Yamane, 78, has denied several allegations against him, but acknowledged his relationship with a former gang leader, prompting Japan Sports Agency chief Daichi Suzuki and others to call for him to step down.
“Today, I tender my resignation. As president of the federation, I apologize to the athletes that such a problem has occurred. I am very sorry,” Yamane said at a news conference.
The announcement follows an emergency federation meeting Tuesday to address Yamane’s leadership of the organization, with the sheer number of allegations apparently making his position untenable.
“In the end, the board of directors left the decision up to me as the president, so I went home and consulted my wife. She told me I should take care of my troubles now, so I made the decision (to resign),” Yamane said.
In his statement, Yamane did not address his relationship with the organized crime figure. He also did not touch upon the alleged misuse of grant money.
Yamane’s alleged misconduct came to light after a privately formed amateur boxing support group, led by former JABF board member Yoshio Tsuruki, filed a complaint last month calling for the JABF to be investigated over 12 specific issues.

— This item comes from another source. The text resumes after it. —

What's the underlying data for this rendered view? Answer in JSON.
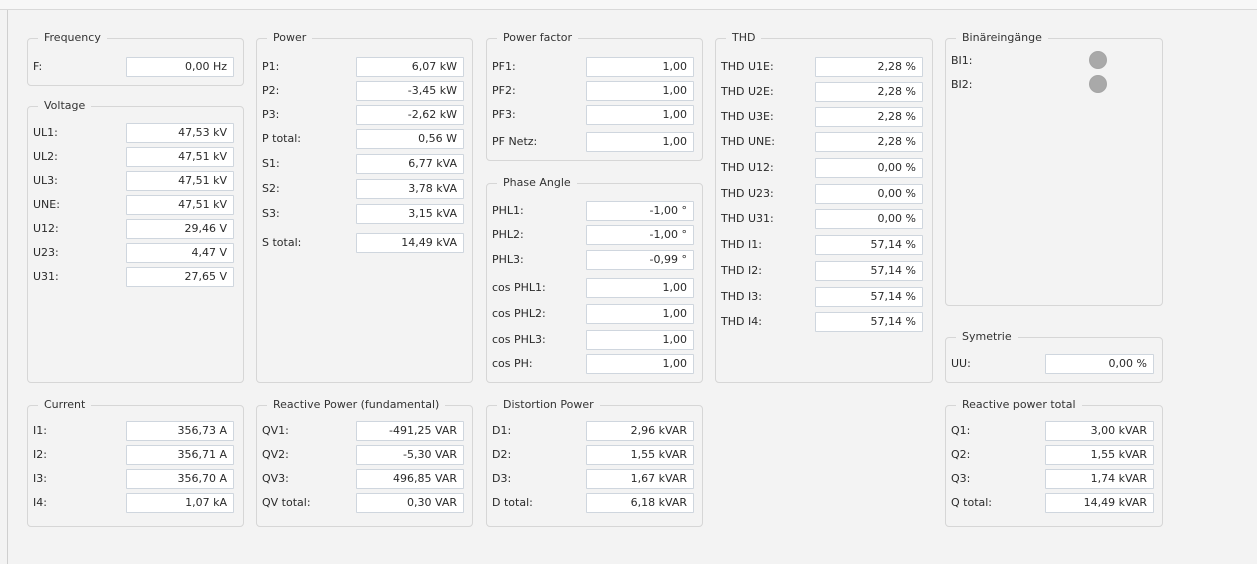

Tsuruki said Yamane needed to provide more information about his resignation and any relationship with the JABF going forward.
“The implication of his resignation is unclear. Is he quitting as the president? As a member of the board? I don’t know if he is even fully retiring,” Tsuruki said.
“This is not a step forward at all. Since our aim is to change the organization itself, there’s no meaning if he remains at the top.”
The controversy surrounding Yamane has sent shockwaves through the country’s sporting establishment, prompting the JABF to set up an independent committee to investigate the allegations at the behest of the Japanese Olympic Committee and the Japan Sport Association.
Several members of the JABF board of directors are also considering resigning amid the fallout, according to sources familiar with the matter.
Among other complaints, Yamane is said to have pressured referees to give favorable treatment to fighters from his native Nara Prefecture.
He is also accused of having held a monopoly on the sale of boxing gloves used in official JABF competitions. The JABF-approved gloves were reportedly supplied by a front company controlled by Yamane.